At fourteen minutes past midnight on July 30, 1945, a torpedo blew away the bow of the USS Indianapolis CA-35. A second torpedo struck the starboard side near mid-ship, changing the course of the lives of one thousand one hundred and ninety-six men forever. Nine-hundred sailors made it into the waters between Guam and Leyte. One of these men was my great-uncle Dick, Richard B. Redmayne, who served as the ship’s Chief Engineer.
The USS Indianapolis had dropped the first-ever operational atomic bomb at Tinian Island, four days before its sinking. It then received orders to return to the Philippines to await the imminent assault on Japan. The USS Indianapolis’ mission was veiled in a cloak of secrecy due to its nature. Many controversies surround the sinking. According to court documents released in 1990, Naval authorities sent USS Indianapolis Captain Charles B. McVay III and his crew into harm’s way with the knowledge that there were two submarines in the area. One of these submarines, the I-58, targeted the USS Indianapolis.
The daring survivors
The sinking of the USS Indianapolis led to one worst shark attacks in history. Only 316 of the 900 men that jumped into the water survived. They would await rescue for more than four days, protected only by their life jackets and a few lifeboats.
The days leading up to their rescue were horrific. It is a testament to each man’s bravery and courage that there were any survivors of this disaster. The personal tales are gripping. You may remember Quint’s scene in “Jaws” where he admits to being a survivor of the USS Indianapolis.
As a result of the sinking, Captain McVay was court-martialed. The charges were culpable inefficiency in the performance of his duties and negligently endangering the lives of others. The Navy insisted Capt. McVay had failed to give orders to abandon ship, even though many of the survivors who attended the court martial said he had given these orders. He was also charged with deciding not to follow a zigzag pattern as the ship crossed the water—a decision usually made at the captain’s discretion depending on weather conditions and other factors.
His crew again testified on his behalf, stating that visibility was low and therefore it was not necessary to order the ship to follow a zigzag pattern. Regardless of their testimony, a jury found Capt. McVay guilty, damaging his future in the US Navy and humiliating him for the remainder of his life. Capt. McVay committed suicide in 1968. Survivors of the sinking of the USS Indianapolis successfully fought to have his charges exculpated. In 2001, the United States Congress posthumously exonerated Captain McVay, thirty-three years after his death

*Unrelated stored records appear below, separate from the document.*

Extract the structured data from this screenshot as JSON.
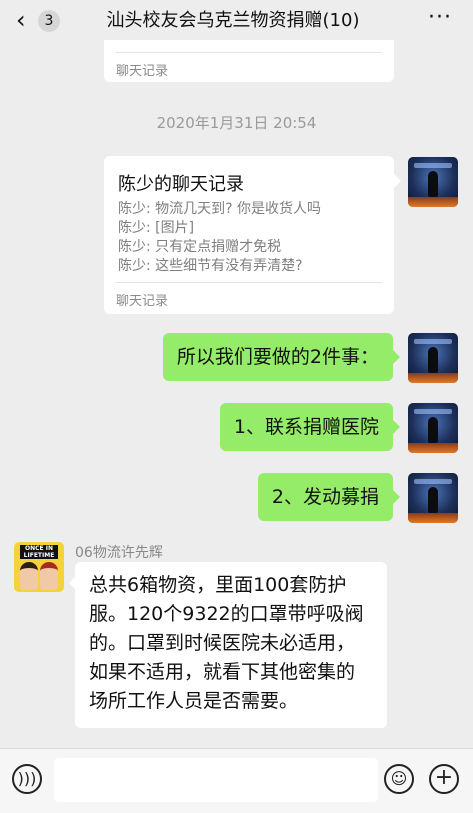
{
  "header": {
    "back_glyph": "‹",
    "unread_count": "3",
    "title": "汕头校友会乌克兰物资捐赠(10)",
    "more_glyph": "···"
  },
  "partial_card": {
    "footer": "聊天记录"
  },
  "timestamp": "2020年1月31日 20:54",
  "chat_record": {
    "title": "陈少的聊天记录",
    "lines": [
      "陈少: 物流几天到? 你是收货人吗",
      "陈少: [图片]",
      "陈少: 只有定点捐赠才免税",
      "陈少: 这些细节有没有弄清楚?"
    ],
    "footer": "聊天记录"
  },
  "messages_self": [
    {
      "text": "所以我们要做的2件事："
    },
    {
      "text": "1、联系捐赠医院"
    },
    {
      "text": "2、发动募捐"
    }
  ],
  "message_other": {
    "sender": "06物流许先辉",
    "avatar_sign": "ONCE IN LIFETIME",
    "text": "总共6箱物资，里面100套防护服。120个9322的口罩带呼吸阀的。口罩到时候医院未必适用，如果不适用，就看下其他密集的场所工作人员是否需要。"
  },
  "input_bar": {
    "voice_icon": "voice-icon",
    "emoji_icon": "emoji-icon",
    "plus_icon": "plus-icon"
  },
  "colors": {
    "background": "#ededed",
    "bubble_self": "#95ec69",
    "bubble_other": "#ffffff"
  }
}
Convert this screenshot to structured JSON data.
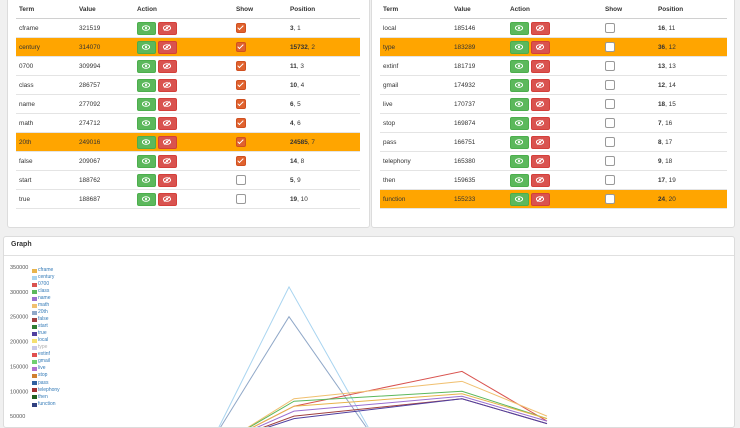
{
  "table_headers": {
    "term": "Term",
    "value": "Value",
    "action": "Action",
    "show": "Show",
    "position": "Position"
  },
  "left_rows": [
    {
      "term": "cframe",
      "value": "321519",
      "show": true,
      "rank": "3",
      "pos": ", 1",
      "highlight": false
    },
    {
      "term": "century",
      "value": "314070",
      "show": true,
      "rank": "15732",
      "pos": ", 2",
      "highlight": true
    },
    {
      "term": "0700",
      "value": "309994",
      "show": true,
      "rank": "11",
      "pos": ", 3",
      "highlight": false
    },
    {
      "term": "class",
      "value": "286757",
      "show": true,
      "rank": "10",
      "pos": ", 4",
      "highlight": false
    },
    {
      "term": "name",
      "value": "277092",
      "show": true,
      "rank": "6",
      "pos": ", 5",
      "highlight": false
    },
    {
      "term": "math",
      "value": "274712",
      "show": true,
      "rank": "4",
      "pos": ", 6",
      "highlight": false
    },
    {
      "term": "20th",
      "value": "249016",
      "show": true,
      "rank": "24585",
      "pos": ", 7",
      "highlight": true
    },
    {
      "term": "false",
      "value": "209067",
      "show": true,
      "rank": "14",
      "pos": ", 8",
      "highlight": false
    },
    {
      "term": "start",
      "value": "188762",
      "show": false,
      "rank": "5",
      "pos": ", 9",
      "highlight": false
    },
    {
      "term": "true",
      "value": "188687",
      "show": false,
      "rank": "19",
      "pos": ", 10",
      "highlight": false
    }
  ],
  "right_rows": [
    {
      "term": "local",
      "value": "185146",
      "show": false,
      "rank": "16",
      "pos": ", 11",
      "highlight": false
    },
    {
      "term": "type",
      "value": "183289",
      "show": false,
      "rank": "36",
      "pos": ", 12",
      "highlight": true
    },
    {
      "term": "extinf",
      "value": "181719",
      "show": false,
      "rank": "13",
      "pos": ", 13",
      "highlight": false
    },
    {
      "term": "gmail",
      "value": "174932",
      "show": false,
      "rank": "12",
      "pos": ", 14",
      "highlight": false
    },
    {
      "term": "live",
      "value": "170737",
      "show": false,
      "rank": "18",
      "pos": ", 15",
      "highlight": false
    },
    {
      "term": "stop",
      "value": "169874",
      "show": false,
      "rank": "7",
      "pos": ", 16",
      "highlight": false
    },
    {
      "term": "pass",
      "value": "166751",
      "show": false,
      "rank": "8",
      "pos": ", 17",
      "highlight": false
    },
    {
      "term": "telephony",
      "value": "165380",
      "show": false,
      "rank": "9",
      "pos": ", 18",
      "highlight": false
    },
    {
      "term": "then",
      "value": "159635",
      "show": false,
      "rank": "17",
      "pos": ", 19",
      "highlight": false
    },
    {
      "term": "function",
      "value": "155233",
      "show": false,
      "rank": "24",
      "pos": ", 20",
      "highlight": true
    }
  ],
  "icons": {
    "show_button": "eye-icon",
    "hide_button": "eye-slash-icon"
  },
  "colors": {
    "highlight": "#ffa500",
    "show_button": "#5cb85c",
    "hide_button": "#d9534f",
    "checked": "#e0622e"
  },
  "graph": {
    "title": "Graph",
    "y_ticks": [
      "350000",
      "300000",
      "250000",
      "200000",
      "150000",
      "100000",
      "50000"
    ],
    "legend": [
      {
        "name": "cframe",
        "color": "#e8b44c",
        "active": true
      },
      {
        "name": "century",
        "color": "#a8d4f0",
        "active": true
      },
      {
        "name": "0700",
        "color": "#d9534f",
        "active": true
      },
      {
        "name": "class",
        "color": "#5cb85c",
        "active": true
      },
      {
        "name": "name",
        "color": "#9b6fd0",
        "active": true
      },
      {
        "name": "math",
        "color": "#f0c070",
        "active": true
      },
      {
        "name": "20th",
        "color": "#90a8c8",
        "active": true
      },
      {
        "name": "false",
        "color": "#a04040",
        "active": true
      },
      {
        "name": "start",
        "color": "#2e7d32",
        "active": true
      },
      {
        "name": "true",
        "color": "#5040a0",
        "active": true
      },
      {
        "name": "local",
        "color": "#f5e070",
        "active": true
      },
      {
        "name": "type",
        "color": "#c8c8e8",
        "active": false
      },
      {
        "name": "extinf",
        "color": "#e05050",
        "active": true
      },
      {
        "name": "gmail",
        "color": "#70d070",
        "active": true
      },
      {
        "name": "live",
        "color": "#b070d0",
        "active": true
      },
      {
        "name": "stop",
        "color": "#d08030",
        "active": true
      },
      {
        "name": "pass",
        "color": "#3060a0",
        "active": true
      },
      {
        "name": "telephony",
        "color": "#a03030",
        "active": true
      },
      {
        "name": "then",
        "color": "#206020",
        "active": true
      },
      {
        "name": "function",
        "color": "#304080",
        "active": true
      }
    ]
  },
  "chart_data": {
    "type": "line",
    "title": "Graph",
    "ylim": [
      0,
      350000
    ],
    "y_ticks": [
      50000,
      100000,
      150000,
      200000,
      250000,
      300000,
      350000
    ],
    "series": [
      {
        "name": "century",
        "color": "#a8d4f0",
        "values": [
          0,
          310000,
          0
        ]
      },
      {
        "name": "20th",
        "color": "#90a8c8",
        "values": [
          0,
          250000,
          0
        ]
      },
      {
        "name": "0700",
        "color": "#d9534f",
        "values": [
          0,
          70000,
          140000,
          40000
        ]
      },
      {
        "name": "math",
        "color": "#f0c070",
        "values": [
          0,
          85000,
          120000,
          50000
        ]
      },
      {
        "name": "class",
        "color": "#5cb85c",
        "values": [
          0,
          80000,
          100000,
          45000
        ]
      },
      {
        "name": "cframe",
        "color": "#e8b44c",
        "values": [
          0,
          70000,
          95000,
          45000
        ]
      },
      {
        "name": "name",
        "color": "#9b6fd0",
        "values": [
          0,
          60000,
          90000,
          40000
        ]
      },
      {
        "name": "false",
        "color": "#a04040",
        "values": [
          0,
          50000,
          85000,
          35000
        ]
      },
      {
        "name": "true",
        "color": "#5040a0",
        "values": [
          0,
          45000,
          85000,
          35000
        ]
      }
    ]
  }
}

A bold rescue
There are many fascinating stories surrounding USS Indianapolis incident. For instance, survivors were accidentally spotted by Lieutenant Wilbur C. Gwinn, who was on a routine anti-submarine patrol aboard a PV-1 Ventura Bomber. The pilot alerted his base that there were “many, many men in the water.”
Piloting a seaplane, Lieutenant R. Adrian Marks headed to the site and informed the USS Cecil Doyle of the situation. As the Doyle approached, Marks dropped life vests and supplies into the surrounding water. Upon observing several shark attacks on the survivors, he landed his plane in the water, disregarding standing orders, saving fifty-six men. The USS Cecil Doyle arrived during the night and began to shine a spotlight in the air to guide other ships to the rescue.
When LT. Marks landed, survivors informed him that they were from the USS Indianapolis and he sent word back to the base. Due to a “faulty directive” the ship’s failure to arrive as scheduled had gone unnoticed for four days. The US Navy also decided not to make the news public for almost two weeks after the incident, thereby ensuring the story would not be overshadowed by news of the Japanese surrender.
My uncle was unable to talk about the events other than a few conversations he had with his wife, his father (my grandfather), and a very few select others. Reliving memories of the sinking was terribly painful for him. Seventy-two years have passed since the sinking of the USS Indianapolis, and many of the survivors have since passed on, but I feel that their stories are timeless and need to be told.
Out2Sea.com believes the story of the USS Indianapolis is worth sharing with our members and guests. To help you learn more, we’ve provided the links below.
Books about the USS Indianapolis:
Left for Dead: A Young Man’s Search for Justice for the USS Indianapolis By Pete Nelson with Hunter Scott
Hunter Scott was eleven years old when he saw a scene in the movie “Jaws” referring to the sinking of the USS Indianapolis. His research into the tragedy led to the truth surrounding the disaster, and ultimately to Capt. McVay’s exoneration
Films, Television, and Plays about the USS Indianapolis:
Ocean of Fear – Worst Shark Attack Ever
TV Documentary- You can watch all eight parts on YouTube. Includes interviews with the survivors.
Failure To Zigzag
Focuses on the drama surrounding the court martial of Capt. McVay.
In Search of the U.S.S. Indianapolis
History — U.S.S. Indianapolis Resurfaced
History Channel DV